## WORK INSTRUCTION
Go through the data below. Pull out every line that has the word "this".

* * *

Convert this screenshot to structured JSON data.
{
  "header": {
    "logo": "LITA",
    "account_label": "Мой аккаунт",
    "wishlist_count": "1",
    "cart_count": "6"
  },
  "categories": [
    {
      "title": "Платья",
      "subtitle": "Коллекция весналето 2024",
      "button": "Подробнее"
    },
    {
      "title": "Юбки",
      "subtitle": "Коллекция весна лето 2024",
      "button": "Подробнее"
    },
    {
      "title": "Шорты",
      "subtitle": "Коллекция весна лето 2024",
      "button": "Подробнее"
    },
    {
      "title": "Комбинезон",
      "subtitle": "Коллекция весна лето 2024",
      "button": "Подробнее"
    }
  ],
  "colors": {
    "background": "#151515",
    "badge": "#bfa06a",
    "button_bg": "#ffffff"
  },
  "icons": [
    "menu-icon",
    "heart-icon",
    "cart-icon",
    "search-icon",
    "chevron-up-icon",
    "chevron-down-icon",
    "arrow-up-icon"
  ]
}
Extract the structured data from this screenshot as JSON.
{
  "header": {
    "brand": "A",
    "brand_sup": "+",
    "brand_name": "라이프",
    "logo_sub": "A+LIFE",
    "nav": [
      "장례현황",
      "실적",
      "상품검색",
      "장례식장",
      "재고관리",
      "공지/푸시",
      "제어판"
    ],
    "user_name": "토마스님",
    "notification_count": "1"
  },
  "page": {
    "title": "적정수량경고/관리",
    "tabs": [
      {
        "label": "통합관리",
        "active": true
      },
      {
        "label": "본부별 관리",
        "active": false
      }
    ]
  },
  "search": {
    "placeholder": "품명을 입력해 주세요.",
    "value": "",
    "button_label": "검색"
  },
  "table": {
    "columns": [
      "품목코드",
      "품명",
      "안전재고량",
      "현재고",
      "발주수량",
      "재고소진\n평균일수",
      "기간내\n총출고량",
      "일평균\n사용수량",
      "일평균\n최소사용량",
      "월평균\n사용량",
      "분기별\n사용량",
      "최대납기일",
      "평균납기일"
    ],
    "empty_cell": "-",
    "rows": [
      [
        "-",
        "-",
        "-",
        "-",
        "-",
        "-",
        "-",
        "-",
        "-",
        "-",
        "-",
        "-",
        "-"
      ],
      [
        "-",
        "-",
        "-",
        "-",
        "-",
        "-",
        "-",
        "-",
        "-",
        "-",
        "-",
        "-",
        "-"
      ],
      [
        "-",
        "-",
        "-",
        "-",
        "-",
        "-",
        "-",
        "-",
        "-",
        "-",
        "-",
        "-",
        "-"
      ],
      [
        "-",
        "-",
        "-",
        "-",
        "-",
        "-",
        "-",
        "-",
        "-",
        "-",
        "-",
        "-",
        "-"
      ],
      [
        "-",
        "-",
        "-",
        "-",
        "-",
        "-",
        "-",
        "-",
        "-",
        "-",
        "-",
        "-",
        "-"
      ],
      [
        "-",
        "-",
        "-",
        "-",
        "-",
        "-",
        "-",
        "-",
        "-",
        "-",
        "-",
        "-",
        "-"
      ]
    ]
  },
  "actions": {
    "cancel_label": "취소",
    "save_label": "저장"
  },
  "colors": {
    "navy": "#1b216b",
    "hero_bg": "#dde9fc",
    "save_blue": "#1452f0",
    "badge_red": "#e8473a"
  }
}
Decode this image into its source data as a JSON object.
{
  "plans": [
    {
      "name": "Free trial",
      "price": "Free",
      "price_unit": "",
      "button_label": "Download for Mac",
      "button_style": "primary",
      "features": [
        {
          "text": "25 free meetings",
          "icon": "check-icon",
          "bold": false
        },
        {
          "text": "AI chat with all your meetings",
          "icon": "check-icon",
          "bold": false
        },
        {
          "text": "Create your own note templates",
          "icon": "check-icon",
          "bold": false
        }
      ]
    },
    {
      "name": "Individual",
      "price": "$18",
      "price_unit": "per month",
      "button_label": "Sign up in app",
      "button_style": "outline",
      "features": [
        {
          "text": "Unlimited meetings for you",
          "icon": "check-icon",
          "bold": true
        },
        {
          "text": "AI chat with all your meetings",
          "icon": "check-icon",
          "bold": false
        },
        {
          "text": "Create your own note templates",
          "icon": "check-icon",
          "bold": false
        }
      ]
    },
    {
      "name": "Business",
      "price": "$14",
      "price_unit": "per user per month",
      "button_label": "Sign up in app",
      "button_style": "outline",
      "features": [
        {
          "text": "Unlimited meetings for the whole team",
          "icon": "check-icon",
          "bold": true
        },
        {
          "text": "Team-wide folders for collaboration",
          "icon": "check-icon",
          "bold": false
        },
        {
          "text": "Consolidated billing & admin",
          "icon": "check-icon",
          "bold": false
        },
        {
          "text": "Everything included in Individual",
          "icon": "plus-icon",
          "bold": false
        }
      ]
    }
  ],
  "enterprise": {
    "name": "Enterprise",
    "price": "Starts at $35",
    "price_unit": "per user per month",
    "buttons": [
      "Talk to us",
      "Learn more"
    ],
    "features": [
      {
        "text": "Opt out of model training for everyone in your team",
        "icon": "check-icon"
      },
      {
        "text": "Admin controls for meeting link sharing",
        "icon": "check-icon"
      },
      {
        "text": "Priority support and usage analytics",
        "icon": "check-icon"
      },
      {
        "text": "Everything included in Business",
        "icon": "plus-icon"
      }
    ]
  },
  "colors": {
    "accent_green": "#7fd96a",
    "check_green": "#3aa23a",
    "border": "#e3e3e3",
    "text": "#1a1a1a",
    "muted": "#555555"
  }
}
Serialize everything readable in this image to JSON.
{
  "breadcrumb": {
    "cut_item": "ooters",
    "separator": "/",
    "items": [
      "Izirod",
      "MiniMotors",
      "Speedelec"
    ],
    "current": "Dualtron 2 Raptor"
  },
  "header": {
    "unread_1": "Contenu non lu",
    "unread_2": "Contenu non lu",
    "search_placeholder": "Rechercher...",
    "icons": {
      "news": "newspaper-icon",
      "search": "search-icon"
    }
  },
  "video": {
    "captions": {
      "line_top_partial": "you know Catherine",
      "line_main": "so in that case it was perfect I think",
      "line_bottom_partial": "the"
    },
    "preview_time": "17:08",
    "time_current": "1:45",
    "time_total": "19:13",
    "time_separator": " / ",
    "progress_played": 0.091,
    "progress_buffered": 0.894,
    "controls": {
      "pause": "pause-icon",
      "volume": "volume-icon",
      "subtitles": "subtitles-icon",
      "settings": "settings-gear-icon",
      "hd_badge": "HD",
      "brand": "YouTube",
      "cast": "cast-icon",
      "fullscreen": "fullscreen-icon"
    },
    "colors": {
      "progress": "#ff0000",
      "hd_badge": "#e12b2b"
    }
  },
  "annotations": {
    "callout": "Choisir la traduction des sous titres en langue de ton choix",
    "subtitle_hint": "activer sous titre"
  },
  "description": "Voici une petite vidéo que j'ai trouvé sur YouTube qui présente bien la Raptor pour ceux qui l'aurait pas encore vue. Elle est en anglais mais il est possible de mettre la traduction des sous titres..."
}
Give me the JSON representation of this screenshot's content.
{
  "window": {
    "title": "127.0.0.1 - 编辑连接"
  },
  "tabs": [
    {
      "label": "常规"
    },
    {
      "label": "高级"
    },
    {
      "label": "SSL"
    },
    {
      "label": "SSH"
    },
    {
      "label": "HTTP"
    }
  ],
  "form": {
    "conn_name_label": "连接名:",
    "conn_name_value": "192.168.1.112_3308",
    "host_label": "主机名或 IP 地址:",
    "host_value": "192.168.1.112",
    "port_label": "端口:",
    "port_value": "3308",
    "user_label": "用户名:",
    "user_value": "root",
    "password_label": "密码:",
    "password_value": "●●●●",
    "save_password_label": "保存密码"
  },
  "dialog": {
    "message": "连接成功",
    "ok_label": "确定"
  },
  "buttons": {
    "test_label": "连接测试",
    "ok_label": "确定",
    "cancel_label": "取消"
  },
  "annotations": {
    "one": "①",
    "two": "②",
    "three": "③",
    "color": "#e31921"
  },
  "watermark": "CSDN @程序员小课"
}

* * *

## TASK OUTPUT
Convert this screenshot to structured JSON data.
Extract the structured data from this screenshot as JSON.
Decode this image into its source data as a JSON object.
Serialize everything readable in this image to JSON.
Give me the JSON representation of this screenshot's content.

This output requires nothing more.